Language, Social, Physical & Cognitive

Yardsticks: Children in the Classroom Ages 4-14: A Resource for Parents and Teachers by Chip Wood provides a quick look at language, social, physical, and cognitive skills expected at each age. In addition, the easy to read format provides information about academic skills expected at each age as well.

Language Processing Problems – A Guide for Parents and Teachers by Cindy Gaulin provides an in depth explanation of language processing. The author discusses the ever changing nature of one’s ability to process language, and gives some strategies for addressing specific problems, such as following directions, verbal memory, word retrieval, and organizing expressive output.

Check out for more information about speech, language and hearing.

Noise and Hearing

Check out The Buds Campaign for information about environmental noises and their implication on hearing loss. This site provides a glimpse at many campaigns and sponsors that stress the importance of proper, and safe, listening practices. Often times iPhones, video games and music players are played at levels like a rock concert, thus causing hearing loss over time. 

The National Institute for Child Health and Human Development and the National Science Foundation found that “background noise in some daycare centers and homes can interfere with language development of infants younger than 13 months.” “All caregivers should set aside quiet time or a quiet corner where infants can get necessary language experiences,” says Rochelle Newman, author of the study. “Otherwise, conversation directed at the child may blend into the background.” [in Developmental Psychology vol. 41, no. 2; taken from ASHA Leader, May 3, 2005]

ASHA and the Sight & Hearing Association warn about the dangers of increasingly noisy toys. While many parents think harmless, some toys are so loud they can cause hearing damage in children. Sight & Hearing publishes an annual list highlighting the noisiest toys.

Auditory Processing

According to National Coalition of Auditory Processing Disorder the term Auditory Processing Disorder is defined as: "a neurological defect that affects how the brain processes spoken language. This makes it difficult for the child to process verbal instruction or even to filter out background noise in the classroom." According to an ASHA article the disorder is characterized by "difficulty understanding speech in noisy environments, following directions, and discriminating (or telling the difference between) similar-sounding speech sounds. Sometimes children may behave as if a hearing loss is present, often asking for repetition or clarification. In school, children with APD may have difficulty with spelling, reading, and understanding information presented verbally in the classroom".

  • This is diagnosed by an audiologist
  • Speech-language pathologists treat the language aspects (receptive language/comprehension)

In Language, Speech, and Hearing Services in Schools (April 2004), Alan Kamhi suggests that many children have listening difficulties and that these difficulties are often due to reasons other than auditory (central nervous system) disorders. Specifically, the team should look at all aspects of language:

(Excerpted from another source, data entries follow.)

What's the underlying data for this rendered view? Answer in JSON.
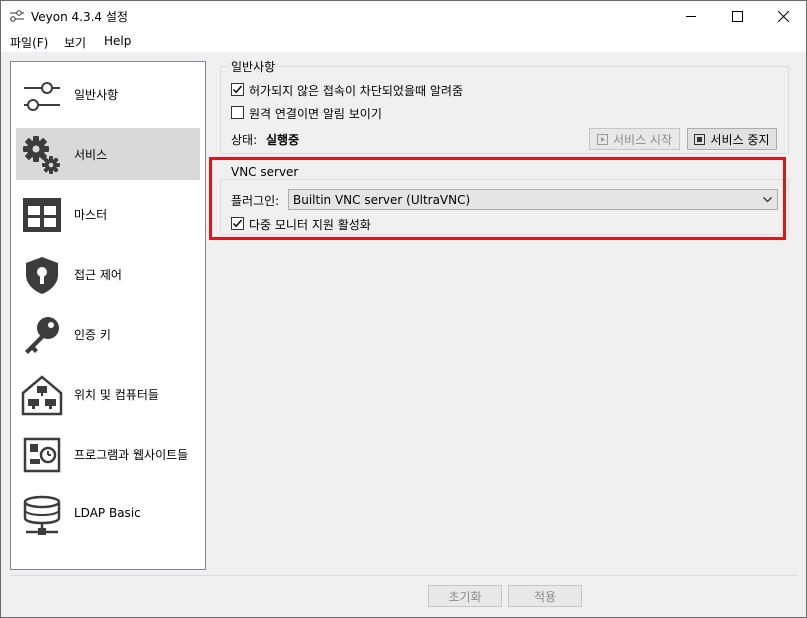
{
  "window": {
    "title": "Veyon  4.3.4 설정",
    "icon": "sliders-icon"
  },
  "menu": [
    {
      "label": "파일(F)"
    },
    {
      "label": "보기"
    },
    {
      "label": "Help"
    }
  ],
  "sidebar": {
    "items": [
      {
        "label": "일반사항",
        "icon": "sliders-icon",
        "active": false
      },
      {
        "label": "서비스",
        "icon": "gears-icon",
        "active": true
      },
      {
        "label": "마스터",
        "icon": "grid-icon",
        "active": false
      },
      {
        "label": "접근 제어",
        "icon": "shield-lock-icon",
        "active": false
      },
      {
        "label": "인증 키",
        "icon": "key-icon",
        "active": false
      },
      {
        "label": "위치 및 컴퓨터들",
        "icon": "house-computers-icon",
        "active": false
      },
      {
        "label": "프로그램과 웹사이트들",
        "icon": "app-clock-icon",
        "active": false
      },
      {
        "label": "LDAP Basic",
        "icon": "database-icon",
        "active": false
      }
    ]
  },
  "general": {
    "title": "일반사항",
    "checkbox1": {
      "label": "허가되지 않은 접속이 차단되었을때 알려줌",
      "checked": true
    },
    "checkbox2": {
      "label": "원격 연결이면 알림 보이기",
      "checked": false
    },
    "status_label": "상태:",
    "status_value": "실행중",
    "start_button": "서비스 시작",
    "stop_button": "서비스 중지"
  },
  "vnc": {
    "title": "VNC server",
    "plugin_label": "플러그인:",
    "plugin_value": "Builtin VNC server (UltraVNC)",
    "multimonitor": {
      "label": "다중 모니터 지원 활성화",
      "checked": true
    }
  },
  "footer": {
    "reset_button": "초기화",
    "apply_button": "적용"
  },
  "colors": {
    "highlight": "#d7191f",
    "active_item": "#d9d9d9",
    "icon": "#3c3c3c"
  }
}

  • articulation, phonology, phonological awareness
  • morphology (ex: prefixes, suffixes)
  • syntax (sentence structure)
  • semantics (vocabulary)
  • pragmatics (social skills)

Executive Functioning:

Frustrated with your child not cleaning their room? Frustrated that your child forgets books and papers needed to complete homework? The following book is worth the investment: Executive Skills in Children and Adolescents, by Peg Dawson and Richard Guare. It provides background information about executive skills as well as a list of 11 different behaviors involved in executing a task with many steps. While sample checklists and contracts are included, the case examples that follow very specific task analyses are extremely helpful.

Linear vs. Circular Thinking

or Thematic-centered vs Topic-centered Thinking:

Li-Rong Cheng has done extensive research in the multi-cultural arena. I attended a session of hers at the state convention for speech-language pathologists and audiologists. People of Asian, Latino and African-American descent are more likely to be circular or topic-centered thinkers and writers.

Her example: Given the topic, “Why should we recycle newspapers?”

  • People who think in a linear fashion or thematically would likely say something like, “Recycling newspapers is important for the environment. If we continue to cut down trees to make papers, forests will be depleted, animals will be endangered, landfills will continue to overflow” etc. “so we should recycle.”
  • In comparison, those who think in a circular fashion or topically, would likely say something like, “My grandfather loved trees. Trees are so beautiful.” You, the listener/reader, must make your own conclusion. Of course, if someone talks about how much they like trees, you can conclude that they think recycling is important.